Post by AKKOLADE » Fri Oct 07, 2011 8:45 pm

Didn't Bruce write that?
Fred Morlan
PACE Vice President of Outreach, 2017-18
International Quiz Bowl Tournaments, co-owner
University of Kentucky CoP, 2017
hsqbrank manager, PACE member (former President and At Large member of Board), NAQT writer (former subject editor), HSAPQ freelance writer, former hsqb Administrator/Chief Administrator, 2012 NASAT Tournament Director

Edmund
Wakka
Posts: 174
Joined: Sun Feb 07, 2010 8:25 pm

Re: Some observations on Wikipedia as a source

Post by Edmund » Sat Oct 08, 2011 1:39 pm

Thanks, Bruce, for this. The next time I need to explain why someone is not to write a question straight out of Wikipedia, even though it's probably factually accurate, I will direct them to this post.

I don't think that Medieval Times has a footing in Europe, but I have been here.
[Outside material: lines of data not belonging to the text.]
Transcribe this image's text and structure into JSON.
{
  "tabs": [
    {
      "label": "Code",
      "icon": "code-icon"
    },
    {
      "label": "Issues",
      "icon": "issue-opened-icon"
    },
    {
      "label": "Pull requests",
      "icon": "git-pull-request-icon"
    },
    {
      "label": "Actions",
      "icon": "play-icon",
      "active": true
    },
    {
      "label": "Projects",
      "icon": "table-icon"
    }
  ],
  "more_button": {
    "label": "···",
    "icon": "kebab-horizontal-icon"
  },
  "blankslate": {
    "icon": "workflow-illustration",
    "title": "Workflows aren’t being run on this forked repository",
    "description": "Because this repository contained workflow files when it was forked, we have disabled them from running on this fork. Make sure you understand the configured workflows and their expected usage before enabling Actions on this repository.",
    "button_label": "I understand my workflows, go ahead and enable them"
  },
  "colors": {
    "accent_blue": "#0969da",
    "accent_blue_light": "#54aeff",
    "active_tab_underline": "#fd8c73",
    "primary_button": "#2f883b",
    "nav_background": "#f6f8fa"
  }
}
It was my friend's birthday - he got dressed as a wench and much fun was had by all.
Edmund Dickinson
BuzzerQuiz
University of Oxford '11

User avatar
Habitat_Against_Humanity
Rikku
Posts: 432
Joined: Sun Jan 21, 2007 8:51 pm
Location: Syracuse, NY

Re: Some observations on Wikipedia as a source

Post by Habitat_Against_Humanity » Sat Oct 08, 2011 3:00 pm

Fred wrote:Didn't Bruce write that?
Yes indeed, though I was hoping some people hadn't seen it yet.
Nolan -
UChicago 09
Michigan State Well-wisher

User avatar
Skepticism and Animal Feed
Auron
Posts: 3141
Joined: Sat Oct 30, 2004 11:47 pm
Location: Arlington, VA

Re: Some observations on Wikipedia as a source

Post by Skepticism and Animal Feed » Sat Oct 08, 2011 6:50 pm

You may also be interested in the sequel, which was deleted even faster

http://en.wikipedia.org/wiki/User:XXxJe ... es_Delight

The first and only time I was able to cite Petey Pablo's PhD dissertation.
Bruce
Harvard '10 / UChicago '07 / Roycemore School '04
ACF Member emeritus
My guide to using Wikipedia as a question source

Locked